We continued to paint rows of short lines within the body. This step greatly added interest and personality to our sweet dogs! 

The next step was to add any additional details. A good way to do this is to walk away from the painting, then turn and look at it from a distance of about six feet.

Anything that needs to be fixed, added, or adjusted becomes more apparent from a distance. This was also a good time to add little white highlights in the eyes and on the tip of our doggy's wet nose!

Many of our artists added a 3-D element with leaf rubbings, which they cut out, curled, and attached to their completed artwork with a bit of glue.

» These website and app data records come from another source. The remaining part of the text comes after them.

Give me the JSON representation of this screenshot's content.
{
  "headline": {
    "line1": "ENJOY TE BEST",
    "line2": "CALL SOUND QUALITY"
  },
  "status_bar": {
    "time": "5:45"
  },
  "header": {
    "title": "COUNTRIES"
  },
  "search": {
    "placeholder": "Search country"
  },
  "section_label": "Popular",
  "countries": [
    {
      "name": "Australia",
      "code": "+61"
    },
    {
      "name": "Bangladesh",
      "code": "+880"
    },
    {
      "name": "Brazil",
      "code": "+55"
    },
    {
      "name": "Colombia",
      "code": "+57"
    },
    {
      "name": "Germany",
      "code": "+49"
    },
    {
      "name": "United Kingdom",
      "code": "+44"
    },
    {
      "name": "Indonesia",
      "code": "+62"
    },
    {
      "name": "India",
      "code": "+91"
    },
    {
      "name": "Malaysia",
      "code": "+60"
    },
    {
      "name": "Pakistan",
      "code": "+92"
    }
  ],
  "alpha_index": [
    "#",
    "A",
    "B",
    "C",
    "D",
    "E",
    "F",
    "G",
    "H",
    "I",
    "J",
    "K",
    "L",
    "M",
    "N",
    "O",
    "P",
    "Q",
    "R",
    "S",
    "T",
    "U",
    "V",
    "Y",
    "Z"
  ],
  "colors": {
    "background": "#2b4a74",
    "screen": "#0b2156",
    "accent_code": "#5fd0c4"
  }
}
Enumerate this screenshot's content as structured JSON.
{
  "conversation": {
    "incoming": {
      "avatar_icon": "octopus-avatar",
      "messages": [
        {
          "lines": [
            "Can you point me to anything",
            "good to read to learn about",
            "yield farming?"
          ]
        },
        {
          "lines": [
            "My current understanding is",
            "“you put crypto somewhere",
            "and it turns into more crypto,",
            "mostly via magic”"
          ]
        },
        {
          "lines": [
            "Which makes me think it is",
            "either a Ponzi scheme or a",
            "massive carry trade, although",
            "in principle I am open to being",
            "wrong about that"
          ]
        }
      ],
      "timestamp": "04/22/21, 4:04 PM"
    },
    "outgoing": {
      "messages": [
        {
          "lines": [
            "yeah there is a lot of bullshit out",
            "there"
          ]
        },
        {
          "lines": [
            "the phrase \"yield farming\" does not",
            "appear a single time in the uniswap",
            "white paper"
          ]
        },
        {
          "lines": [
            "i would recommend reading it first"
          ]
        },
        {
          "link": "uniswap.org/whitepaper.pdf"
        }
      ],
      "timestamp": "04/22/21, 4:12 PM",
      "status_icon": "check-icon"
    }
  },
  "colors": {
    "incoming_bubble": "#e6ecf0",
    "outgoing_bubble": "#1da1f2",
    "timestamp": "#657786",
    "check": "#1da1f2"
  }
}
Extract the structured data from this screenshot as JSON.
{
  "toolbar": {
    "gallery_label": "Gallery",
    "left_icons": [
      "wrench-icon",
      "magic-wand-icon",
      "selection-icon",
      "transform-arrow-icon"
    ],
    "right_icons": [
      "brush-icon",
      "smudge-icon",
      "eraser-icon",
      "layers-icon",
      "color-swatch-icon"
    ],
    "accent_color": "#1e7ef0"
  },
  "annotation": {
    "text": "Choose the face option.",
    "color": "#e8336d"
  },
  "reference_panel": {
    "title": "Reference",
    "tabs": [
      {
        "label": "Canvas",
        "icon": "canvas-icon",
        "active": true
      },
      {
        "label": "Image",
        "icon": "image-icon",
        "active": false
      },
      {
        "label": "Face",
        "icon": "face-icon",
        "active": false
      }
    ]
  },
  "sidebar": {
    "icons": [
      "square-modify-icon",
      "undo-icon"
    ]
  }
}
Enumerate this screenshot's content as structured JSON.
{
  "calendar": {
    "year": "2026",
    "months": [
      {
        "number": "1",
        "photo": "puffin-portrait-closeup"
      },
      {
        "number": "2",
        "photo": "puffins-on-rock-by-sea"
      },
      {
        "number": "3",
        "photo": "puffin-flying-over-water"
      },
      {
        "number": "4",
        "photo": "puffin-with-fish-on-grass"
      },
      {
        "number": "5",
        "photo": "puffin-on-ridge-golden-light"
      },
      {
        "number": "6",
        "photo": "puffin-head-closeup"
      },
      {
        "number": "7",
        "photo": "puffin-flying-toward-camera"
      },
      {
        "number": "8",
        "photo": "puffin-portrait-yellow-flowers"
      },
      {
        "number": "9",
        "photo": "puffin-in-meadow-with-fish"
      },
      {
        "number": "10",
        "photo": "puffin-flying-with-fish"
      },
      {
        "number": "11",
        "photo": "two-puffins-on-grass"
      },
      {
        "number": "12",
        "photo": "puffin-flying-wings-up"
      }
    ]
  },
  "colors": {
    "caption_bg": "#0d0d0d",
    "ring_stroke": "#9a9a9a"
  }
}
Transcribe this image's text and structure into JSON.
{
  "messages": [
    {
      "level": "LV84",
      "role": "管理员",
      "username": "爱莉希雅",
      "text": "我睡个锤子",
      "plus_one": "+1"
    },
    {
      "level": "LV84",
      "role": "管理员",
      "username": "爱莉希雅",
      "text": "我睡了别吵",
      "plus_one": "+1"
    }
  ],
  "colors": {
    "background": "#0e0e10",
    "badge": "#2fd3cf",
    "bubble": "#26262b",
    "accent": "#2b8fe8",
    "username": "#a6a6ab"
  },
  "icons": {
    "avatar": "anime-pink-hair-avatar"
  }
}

This artist added snowflakes and a Christmas-style  scarf for a more wintery look.

These artists ranged in age from 5 to 12.

Wednesday, November 20, 2019

Another Autumn Still Life

This week we created another autumn-themed still life painting.

Instead of paint, this one was created using all dry media - pastel on black paper. 

We started by selecting at least three different objects, such as birch tree branches, gourds, leaves, and fruit. Then the objects are arranged on a paper "stage" to create an interesting still life. 

Next, the still life is carefully drawn on a piece of heavy black construction paper using a black oil pastel. No pencil! 

Now comes the fun! Artists are given soft pastels, from which they select a palette of colors to match those in their still life arrangement.  Then they fill in the sections they created with their oil pastels.

Colors can be layered and blended with the fingers or a blending stump to create new colors and/or soft edges. Additional details can be drawn over the colors, such as veins in the leaves.

A shadow can also be created at the base of the still life using black soft pastels or charcoal. the shadow follows the bottom edges, and then is lightly rubbed to achieve soft edges.

The objects can also be retraced with black oil pastel. Black details can be added to the birch branches, and white highlights to add shine to smooth objects.

Our artists had so much fun! For some it was their first art experience with pastels.

These works were created by artists age 8 to adult.